The Sants-Montjuïc district descends from the mountain and spreads over the plain to the sea, offering a journey through the history of a commercial and tireless Barcelona, where the entertainment in its neighbourhoods is one more tradition.

Entertainment and shops to enjoy

Sants-Montjuïc, the city's southernmost district and one of its most emblematic, is shaped by sea, mountain and history. The natural places that embrace it, neighbourhood markets, lively squares, a huge variety of theatres, museums and sports facilities have turned it into the middle class favourite for shopping and having fun.

Watched over by the imposing  Montjuïc, one of their main attractions, the seven neighbourhoods making up the district extend to the foot of the mountain, into the plain and down towards the sea along Paral·lel, a tireless avenue that stays a wake day and night.

An identity of its own

The district's origins lie in the old, independent municipality of Santa Maria de Sants, which was annexed by Barcelona in 1897. Over the course of the 20th century, this was added to by La Bordeta, Hostafrancs, Sants-Badal, Montjuïc, with the Font de la Guatlla neighbourhood that grew up around the 1929 International Exposition, Poble-sec and La Marina, to form the district as we know it today.

This big expanse reveals the variety of Sants-Montjuïc's seven neighbourhoods, each with its own identity, and explains the many stages the city has gone through. As industrial areas, the Marina and Bordeta neighbourhoods continue to show the city's more working-class face, with old factories and housing for workers and the middle class. This is where you find Can Batlló, the old factory that marked neighbourhood life and which has now been turned into a social and cultural centre.

The foot of the mountain gives rise to the colourful neighbourhood of  Poble-sec, which is made of small streets, a whole host of cultures and a good many bars and cafés that are an absolute delight for having a beer and a bite at. 

Avinguda del Paral·lel, which separates Sants-Montjuïc from the Eixample and Ciutat Vella, is one of the city's most dynamic arteries, which still maintains its tradition of fun and entertainment, with its theatres, bars, discos and so on. Legendary, century-old theatres like the Molino and the Apol·lo, still standing and stronger than ever.

The entertainment, the cultural and sports facilities, together with the natural space of Parc de Montjuïc, represent one of the city's most important historical legacies.
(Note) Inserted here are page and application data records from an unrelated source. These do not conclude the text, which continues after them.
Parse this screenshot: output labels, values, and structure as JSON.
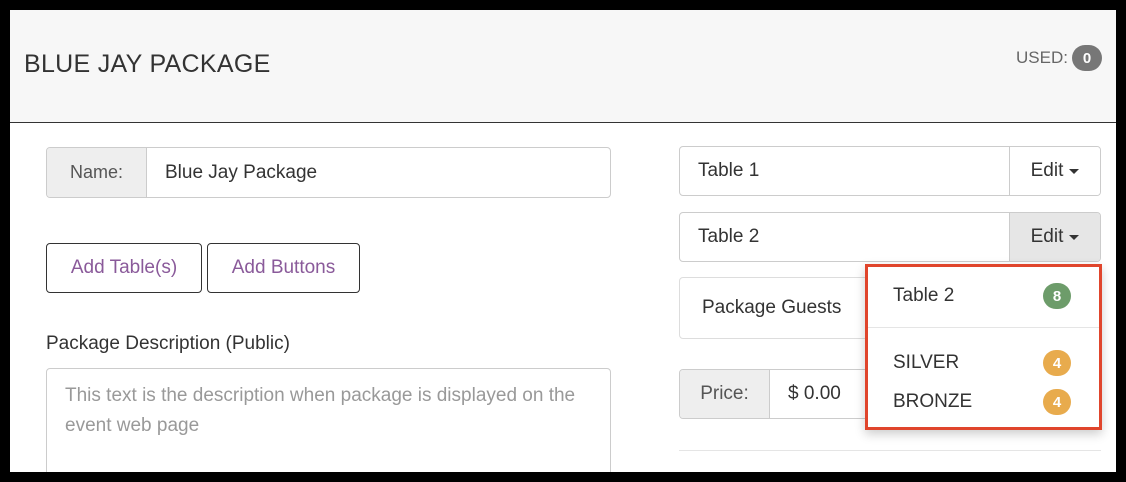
{
  "header": {
    "title": "BLUE JAY PACKAGE",
    "used_label": "USED:",
    "used_count": "0"
  },
  "form": {
    "name_label": "Name:",
    "name_value": "Blue Jay Package",
    "add_tables_label": "Add Table(s)",
    "add_buttons_label": "Add Buttons",
    "description_label": "Package Description (Public)",
    "description_placeholder": "This text is the description when package is displayed on the event web page"
  },
  "tables": [
    {
      "name": "Table 1",
      "edit_label": "Edit"
    },
    {
      "name": "Table 2",
      "edit_label": "Edit"
    }
  ],
  "guests_label": "Package Guests",
  "price": {
    "label": "Price:",
    "value": "$ 0.00"
  },
  "dropdown": {
    "items": [
      {
        "label": "Table 2",
        "count": "8",
        "color": "#6d9c6a"
      },
      {
        "label": "SILVER",
        "count": "4",
        "color": "#e8ab4d"
      },
      {
        "label": "BRONZE",
        "count": "4",
        "color": "#e8ab4d"
      }
    ]
  },
  "colors": {
    "highlight_border": "#e0452c",
    "link_purple": "#8a5a9a",
    "badge_dark": "#777777"
  }
}
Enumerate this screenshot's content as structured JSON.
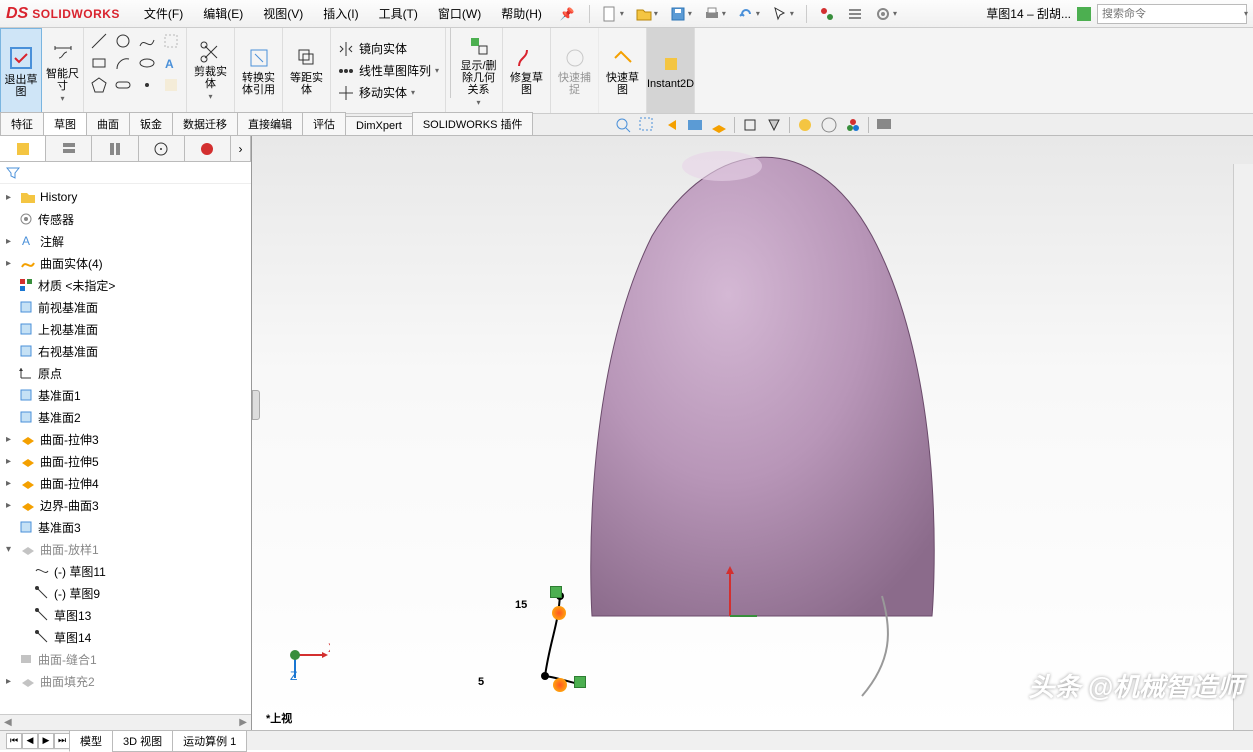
{
  "app": {
    "brand_prefix": "DS",
    "brand": "SOLIDWORKS",
    "doc_title": "草图14 – 刮胡...",
    "search_placeholder": "搜索命令"
  },
  "menu": {
    "file": "文件(F)",
    "edit": "编辑(E)",
    "view": "视图(V)",
    "insert": "插入(I)",
    "tools": "工具(T)",
    "window": "窗口(W)",
    "help": "帮助(H)"
  },
  "cmd": {
    "exit_sketch": "退出草图",
    "smart_dim": "智能尺寸",
    "trim": "剪裁实体",
    "convert": "转换实体引用",
    "offset": "等距实体",
    "mirror": "镜向实体",
    "linear_pattern": "线性草图阵列",
    "move": "移动实体",
    "show_del": "显示/删除几何关系",
    "repair": "修复草图",
    "quick_snap": "快速捕捉",
    "rapid": "快速草图",
    "instant": "Instant2D"
  },
  "cm_tabs": {
    "feature": "特征",
    "sketch": "草图",
    "surface": "曲面",
    "sheetmetal": "钣金",
    "migration": "数据迁移",
    "direct": "直接编辑",
    "evaluate": "评估",
    "dimxpert": "DimXpert",
    "addins": "SOLIDWORKS 插件"
  },
  "tree": {
    "history": "History",
    "sensors": "传感器",
    "annotations": "注解",
    "surf_bodies": "曲面实体(4)",
    "material": "材质 <未指定>",
    "front": "前视基准面",
    "top": "上视基准面",
    "right": "右视基准面",
    "origin": "原点",
    "plane1": "基准面1",
    "plane2": "基准面2",
    "extr3": "曲面-拉伸3",
    "extr5": "曲面-拉伸5",
    "extr4": "曲面-拉伸4",
    "boundary3": "边界-曲面3",
    "plane3": "基准面3",
    "loft1": "曲面-放样1",
    "sk11": "(-) 草图11",
    "sk9": "(-) 草图9",
    "sk13": "草图13",
    "sk14": "草图14",
    "knit1": "曲面-缝合1",
    "fill2": "曲面填充2"
  },
  "viewport": {
    "dim15": "15",
    "dim5": "5",
    "view_label": "*上视"
  },
  "bottom": {
    "model": "模型",
    "threeD": "3D 视图",
    "motion": "运动算例 1"
  },
  "watermark": "头条 @机械智造师"
}
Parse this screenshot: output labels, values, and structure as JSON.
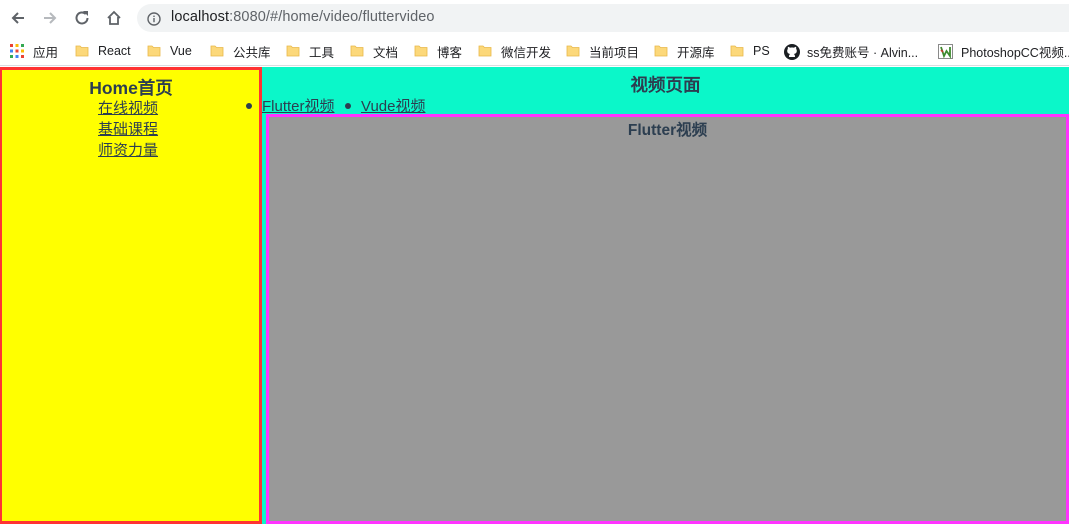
{
  "browser": {
    "url_host": "localhost",
    "url_rest": ":8080/#/home/video/fluttervideo",
    "bookmarks": [
      {
        "label": "应用",
        "icon": "apps-grid-icon"
      },
      {
        "label": "React",
        "icon": "folder-icon"
      },
      {
        "label": "Vue",
        "icon": "folder-icon"
      },
      {
        "label": "公共库",
        "icon": "folder-icon"
      },
      {
        "label": "工具",
        "icon": "folder-icon"
      },
      {
        "label": "文档",
        "icon": "folder-icon"
      },
      {
        "label": "博客",
        "icon": "folder-icon"
      },
      {
        "label": "微信开发",
        "icon": "folder-icon"
      },
      {
        "label": "当前项目",
        "icon": "folder-icon"
      },
      {
        "label": "开源库",
        "icon": "folder-icon"
      },
      {
        "label": "PS",
        "icon": "folder-icon"
      },
      {
        "label": "ss免费账号 · Alvin...",
        "icon": "github-icon"
      },
      {
        "label": "PhotoshopCC视频...",
        "icon": "photoshop-icon"
      }
    ]
  },
  "home": {
    "title": "Home首页",
    "nav": [
      {
        "label": "在线视频"
      },
      {
        "label": "基础课程"
      },
      {
        "label": "师资力量"
      }
    ]
  },
  "video_page": {
    "title": "视频页面",
    "tabs": [
      {
        "label": "Flutter视频"
      },
      {
        "label": "Vude视频"
      }
    ],
    "content_title": "Flutter视频"
  },
  "colors": {
    "left_bg": "#ffff00",
    "left_border": "#ff3333",
    "right_bg": "#0bf7c9",
    "video_bg": "#999999",
    "video_border": "#ff33ff",
    "text": "#2c3e50"
  }
}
And through its neighbourhoods, Sants-Montjuïc shows one of Barcelona's more popular and cheerful sides.